"irreverent snickerdoodle" and "shortbread with its dusty Scottish brogue" -- loves those lines.

What a yummy post! Inspired me to both read more about Diane Lockward and raid the fudge cookies baked on our recent snow day.
Oh, fudge cookies? Pass some over here, please :).

I also love the irreverent snickerdoodle. Of all the cookies mentioned in the poem, it's perhaps the one I most closely identify with.

(Anonymous)

Now that was delicious!
Tara
http://tmsteach.blogspot.com/
Glad you enjoyed it!
Dang. I made my first-ever flop of a cheesecake (bad texture -- little lumps of cream cheese [WHY???] -- but I'm sure it will taste okay) to take to a tea today and now I wish I could take plates full of shortbread, or big tangy snickerdoodles, or, well, ANY of the cookies in this post. I'm filled with cookie longing and cookie regrets. Humpty needs to give my doughy arms a hug!

Here's my poem:

write your words
bake your words
eat your words

a sweet love story
we tell
bite by bite
Oh, thanks for the tasty poem, Mary Lee! It's perfecto mundo!

Sorry to hear about the cheesecake -- but remember that lumpy is popular :). *sighs and wishes she had some cheesecake right now*

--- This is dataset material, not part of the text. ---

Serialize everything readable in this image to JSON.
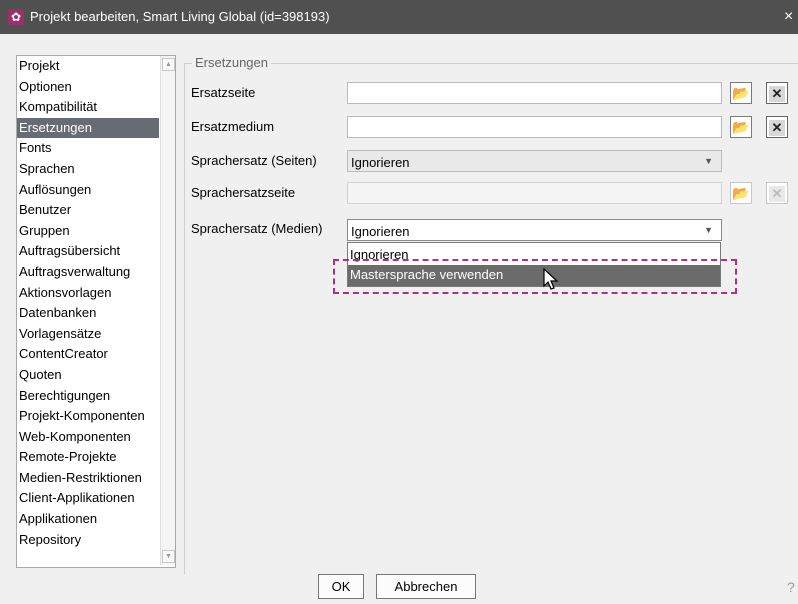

Have fun at your tea!
Oh, my gosh, those photos. Yum! Quick note: I think Humpty could be reading After the Fall by Arthur Miller. Or maybe The Wall by Peter Sis? Or All the King's Men by Robert Penn Warren....
LOL! I LOVE those titles, and now that you mentioned them, Mr. Dumpty tells me he has indeed read those books, but remains especially pleased that someone thought to write a poem about him. Seems the nursery rhyme, repeated again and again for centuries, has given him quite the headache. :)